(Website and app data records)

BEGIN

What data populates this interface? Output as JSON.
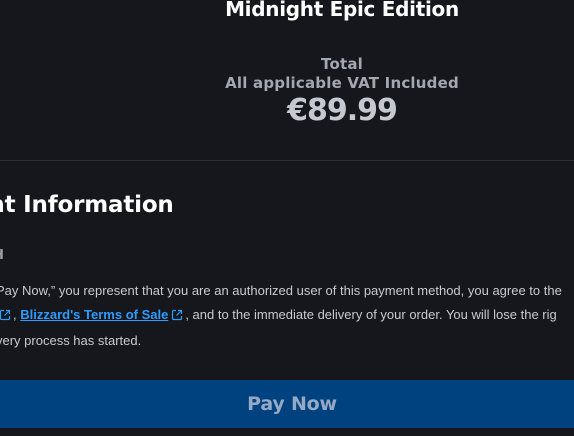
{
  "product": {
    "title": "Midnight Epic Edition"
  },
  "summary": {
    "total_label": "Total",
    "vat_label": "All applicable VAT Included",
    "price": "€89.99"
  },
  "payment": {
    "heading": "ent Information",
    "method_label": "H",
    "terms": {
      "line1": "Pay Now,” you represent that you are an authorized user of this payment method, you agree to the",
      "line2_prefix": ",",
      "link_label": "Blizzard's Terms of Sale",
      "line2_suffix": ", and to the immediate delivery of your order. You will lose the rig",
      "line3": "very process has started."
    },
    "pay_button_label": "Pay Now"
  },
  "colors": {
    "background": "#15171d",
    "link": "#2d9cff",
    "button": "#00427f"
  },
  "icons": {
    "external_link": "external-link-icon"
  }
}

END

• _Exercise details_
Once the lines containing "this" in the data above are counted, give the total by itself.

• _Answer below_
2